» WORK REQUIRED:
What is the number of lines in the data that include the string "Dark"? Give it by itself.

------ INPUT MATERIAL

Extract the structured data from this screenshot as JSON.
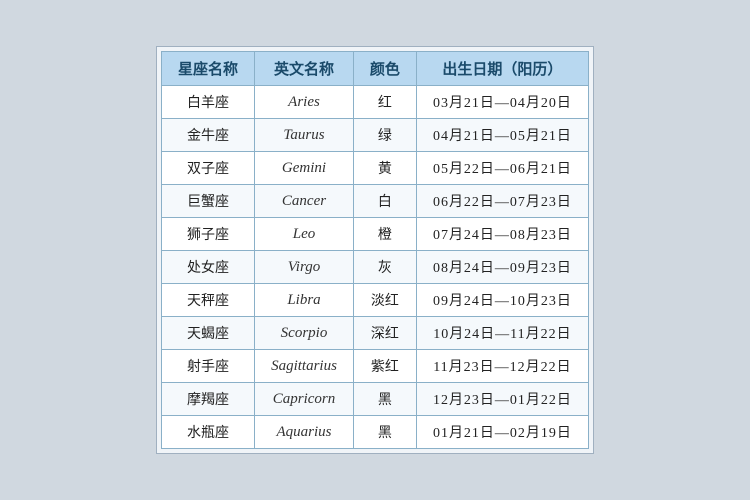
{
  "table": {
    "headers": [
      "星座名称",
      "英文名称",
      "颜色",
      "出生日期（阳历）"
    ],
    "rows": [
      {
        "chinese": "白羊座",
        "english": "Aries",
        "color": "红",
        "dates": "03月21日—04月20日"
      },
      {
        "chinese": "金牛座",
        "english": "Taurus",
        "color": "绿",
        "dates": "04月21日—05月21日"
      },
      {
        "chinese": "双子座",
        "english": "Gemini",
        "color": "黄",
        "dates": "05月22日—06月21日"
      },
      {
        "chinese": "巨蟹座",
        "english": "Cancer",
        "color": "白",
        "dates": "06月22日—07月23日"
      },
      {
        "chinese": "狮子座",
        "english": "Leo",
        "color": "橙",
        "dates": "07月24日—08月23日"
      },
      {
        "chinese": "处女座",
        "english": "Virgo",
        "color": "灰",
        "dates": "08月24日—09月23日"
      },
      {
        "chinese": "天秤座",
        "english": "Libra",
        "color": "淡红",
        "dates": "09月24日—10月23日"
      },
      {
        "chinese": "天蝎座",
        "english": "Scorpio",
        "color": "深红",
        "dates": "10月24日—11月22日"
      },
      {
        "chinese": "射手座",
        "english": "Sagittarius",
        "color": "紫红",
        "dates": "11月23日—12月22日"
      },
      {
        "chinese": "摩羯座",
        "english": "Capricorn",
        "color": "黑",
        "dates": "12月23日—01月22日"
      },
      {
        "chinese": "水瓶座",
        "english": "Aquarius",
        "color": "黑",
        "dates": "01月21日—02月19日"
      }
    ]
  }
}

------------
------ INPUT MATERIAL

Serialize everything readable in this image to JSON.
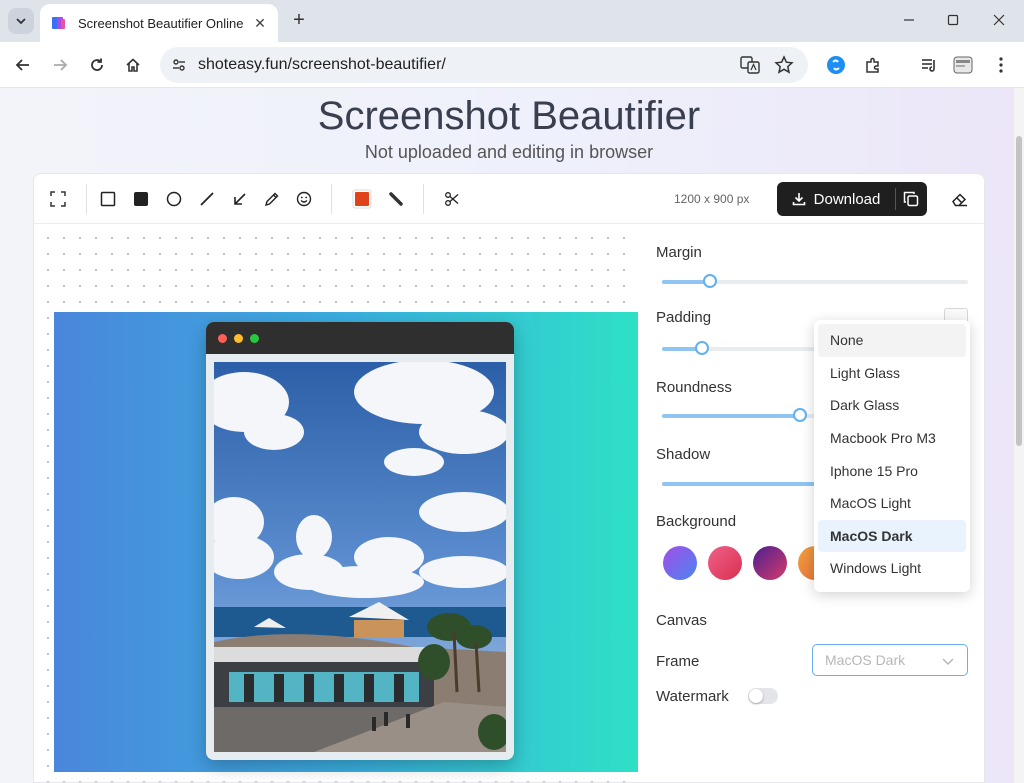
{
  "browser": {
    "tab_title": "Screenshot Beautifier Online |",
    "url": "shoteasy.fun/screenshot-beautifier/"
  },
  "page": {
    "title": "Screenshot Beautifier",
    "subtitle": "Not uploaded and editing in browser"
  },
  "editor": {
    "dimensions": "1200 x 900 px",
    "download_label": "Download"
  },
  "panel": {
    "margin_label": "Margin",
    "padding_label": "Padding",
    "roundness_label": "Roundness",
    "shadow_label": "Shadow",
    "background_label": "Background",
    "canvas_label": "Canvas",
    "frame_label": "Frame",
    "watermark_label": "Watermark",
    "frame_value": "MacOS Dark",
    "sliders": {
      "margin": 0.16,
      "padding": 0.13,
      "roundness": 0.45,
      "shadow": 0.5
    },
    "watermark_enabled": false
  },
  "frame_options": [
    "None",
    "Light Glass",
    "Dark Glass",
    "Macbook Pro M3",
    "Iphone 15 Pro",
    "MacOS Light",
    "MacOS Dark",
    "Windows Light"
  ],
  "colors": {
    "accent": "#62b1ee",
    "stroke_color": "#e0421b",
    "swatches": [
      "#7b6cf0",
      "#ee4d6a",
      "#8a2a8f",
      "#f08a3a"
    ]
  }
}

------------

» ANSWER TO THIS PROBLEM:
3